**** Source data

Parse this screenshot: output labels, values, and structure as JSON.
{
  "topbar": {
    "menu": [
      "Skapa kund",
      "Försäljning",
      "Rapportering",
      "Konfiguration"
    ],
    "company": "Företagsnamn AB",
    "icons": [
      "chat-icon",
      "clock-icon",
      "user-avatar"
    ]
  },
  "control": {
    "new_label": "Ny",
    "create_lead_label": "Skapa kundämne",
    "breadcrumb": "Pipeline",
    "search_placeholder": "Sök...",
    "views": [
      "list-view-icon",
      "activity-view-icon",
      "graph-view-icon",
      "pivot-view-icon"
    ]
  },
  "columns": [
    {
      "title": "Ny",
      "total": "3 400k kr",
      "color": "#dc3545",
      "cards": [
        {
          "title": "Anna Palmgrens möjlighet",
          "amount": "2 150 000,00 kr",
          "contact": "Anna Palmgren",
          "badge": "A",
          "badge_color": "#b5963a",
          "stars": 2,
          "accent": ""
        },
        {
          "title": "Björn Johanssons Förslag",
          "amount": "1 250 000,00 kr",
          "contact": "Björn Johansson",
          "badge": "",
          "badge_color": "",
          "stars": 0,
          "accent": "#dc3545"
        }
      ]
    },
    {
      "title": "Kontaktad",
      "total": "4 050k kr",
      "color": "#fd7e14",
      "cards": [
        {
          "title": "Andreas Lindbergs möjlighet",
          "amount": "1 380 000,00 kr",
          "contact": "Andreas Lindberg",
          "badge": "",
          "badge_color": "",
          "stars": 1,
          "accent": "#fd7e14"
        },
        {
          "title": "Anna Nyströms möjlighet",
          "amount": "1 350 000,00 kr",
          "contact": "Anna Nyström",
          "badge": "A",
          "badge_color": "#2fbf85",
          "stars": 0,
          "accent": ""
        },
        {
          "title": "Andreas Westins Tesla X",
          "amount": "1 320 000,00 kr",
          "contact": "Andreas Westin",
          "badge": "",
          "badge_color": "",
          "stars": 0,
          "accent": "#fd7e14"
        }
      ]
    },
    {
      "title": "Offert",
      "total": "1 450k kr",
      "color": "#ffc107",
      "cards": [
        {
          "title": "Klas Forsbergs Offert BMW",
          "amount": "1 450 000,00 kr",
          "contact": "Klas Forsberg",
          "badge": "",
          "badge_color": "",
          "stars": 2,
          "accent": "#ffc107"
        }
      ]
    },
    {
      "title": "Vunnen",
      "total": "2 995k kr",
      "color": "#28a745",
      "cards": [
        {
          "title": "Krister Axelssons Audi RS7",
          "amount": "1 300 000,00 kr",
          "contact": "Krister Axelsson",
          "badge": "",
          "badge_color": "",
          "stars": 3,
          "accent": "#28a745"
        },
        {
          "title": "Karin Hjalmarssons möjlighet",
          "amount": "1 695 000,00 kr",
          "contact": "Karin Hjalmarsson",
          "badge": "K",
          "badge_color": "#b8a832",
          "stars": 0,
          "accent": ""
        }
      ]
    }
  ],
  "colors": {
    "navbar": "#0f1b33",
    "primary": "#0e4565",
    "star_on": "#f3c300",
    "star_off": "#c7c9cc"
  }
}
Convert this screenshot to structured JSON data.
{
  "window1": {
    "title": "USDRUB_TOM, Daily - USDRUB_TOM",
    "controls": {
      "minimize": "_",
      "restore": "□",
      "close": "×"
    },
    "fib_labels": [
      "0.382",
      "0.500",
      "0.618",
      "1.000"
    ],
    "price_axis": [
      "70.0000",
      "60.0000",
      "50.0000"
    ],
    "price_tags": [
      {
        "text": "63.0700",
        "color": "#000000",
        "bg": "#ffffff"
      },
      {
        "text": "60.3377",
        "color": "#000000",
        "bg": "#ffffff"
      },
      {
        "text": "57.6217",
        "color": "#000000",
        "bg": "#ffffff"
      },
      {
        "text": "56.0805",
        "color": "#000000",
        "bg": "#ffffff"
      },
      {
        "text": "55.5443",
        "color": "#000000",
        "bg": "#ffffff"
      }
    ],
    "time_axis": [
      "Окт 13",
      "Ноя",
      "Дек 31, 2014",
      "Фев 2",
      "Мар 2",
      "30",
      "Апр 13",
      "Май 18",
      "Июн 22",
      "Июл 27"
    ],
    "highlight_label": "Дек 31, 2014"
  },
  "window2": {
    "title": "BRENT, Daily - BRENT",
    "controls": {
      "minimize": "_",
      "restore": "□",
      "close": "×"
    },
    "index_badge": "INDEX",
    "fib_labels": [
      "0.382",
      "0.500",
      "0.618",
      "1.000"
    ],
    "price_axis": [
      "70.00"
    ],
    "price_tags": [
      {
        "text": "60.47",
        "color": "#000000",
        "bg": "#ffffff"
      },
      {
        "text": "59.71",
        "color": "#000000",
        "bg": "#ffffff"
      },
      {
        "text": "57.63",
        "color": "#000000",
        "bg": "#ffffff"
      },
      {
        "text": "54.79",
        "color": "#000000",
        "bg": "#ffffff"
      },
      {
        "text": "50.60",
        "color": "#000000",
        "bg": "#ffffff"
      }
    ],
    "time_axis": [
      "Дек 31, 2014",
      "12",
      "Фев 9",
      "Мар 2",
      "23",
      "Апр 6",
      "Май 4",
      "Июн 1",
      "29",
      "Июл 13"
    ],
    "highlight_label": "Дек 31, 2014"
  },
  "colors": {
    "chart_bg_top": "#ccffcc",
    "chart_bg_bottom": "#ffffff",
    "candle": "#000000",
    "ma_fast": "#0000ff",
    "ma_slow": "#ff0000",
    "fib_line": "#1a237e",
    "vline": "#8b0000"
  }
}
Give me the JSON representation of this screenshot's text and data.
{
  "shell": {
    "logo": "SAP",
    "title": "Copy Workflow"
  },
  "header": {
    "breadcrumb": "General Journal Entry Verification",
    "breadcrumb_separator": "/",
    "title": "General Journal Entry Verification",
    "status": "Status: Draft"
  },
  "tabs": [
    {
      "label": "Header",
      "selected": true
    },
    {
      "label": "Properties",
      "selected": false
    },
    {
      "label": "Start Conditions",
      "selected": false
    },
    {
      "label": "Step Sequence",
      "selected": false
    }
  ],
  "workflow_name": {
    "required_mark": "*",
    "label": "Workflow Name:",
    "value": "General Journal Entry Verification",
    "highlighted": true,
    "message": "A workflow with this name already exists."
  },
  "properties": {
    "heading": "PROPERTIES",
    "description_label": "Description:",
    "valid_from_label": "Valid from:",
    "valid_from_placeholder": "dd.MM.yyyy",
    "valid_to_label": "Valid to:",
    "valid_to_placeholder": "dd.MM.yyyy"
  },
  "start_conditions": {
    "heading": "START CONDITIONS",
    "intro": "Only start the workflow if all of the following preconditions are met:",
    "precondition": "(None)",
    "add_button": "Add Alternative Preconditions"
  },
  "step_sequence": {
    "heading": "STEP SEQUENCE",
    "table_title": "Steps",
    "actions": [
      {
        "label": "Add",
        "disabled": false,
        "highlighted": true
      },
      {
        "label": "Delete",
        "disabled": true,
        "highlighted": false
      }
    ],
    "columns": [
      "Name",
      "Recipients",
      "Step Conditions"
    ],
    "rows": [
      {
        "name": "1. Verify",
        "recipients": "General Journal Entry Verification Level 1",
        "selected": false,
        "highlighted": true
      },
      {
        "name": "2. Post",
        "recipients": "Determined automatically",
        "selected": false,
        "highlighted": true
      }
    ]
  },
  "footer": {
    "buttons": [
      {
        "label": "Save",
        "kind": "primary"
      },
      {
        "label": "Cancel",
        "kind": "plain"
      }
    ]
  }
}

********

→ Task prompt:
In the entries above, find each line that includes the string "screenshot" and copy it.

→ Solution to this exercise:
Parse this screenshot: output labels, values, and structure as JSON.
Convert this screenshot to structured JSON data.
Give me the JSON representation of this screenshot's text and data.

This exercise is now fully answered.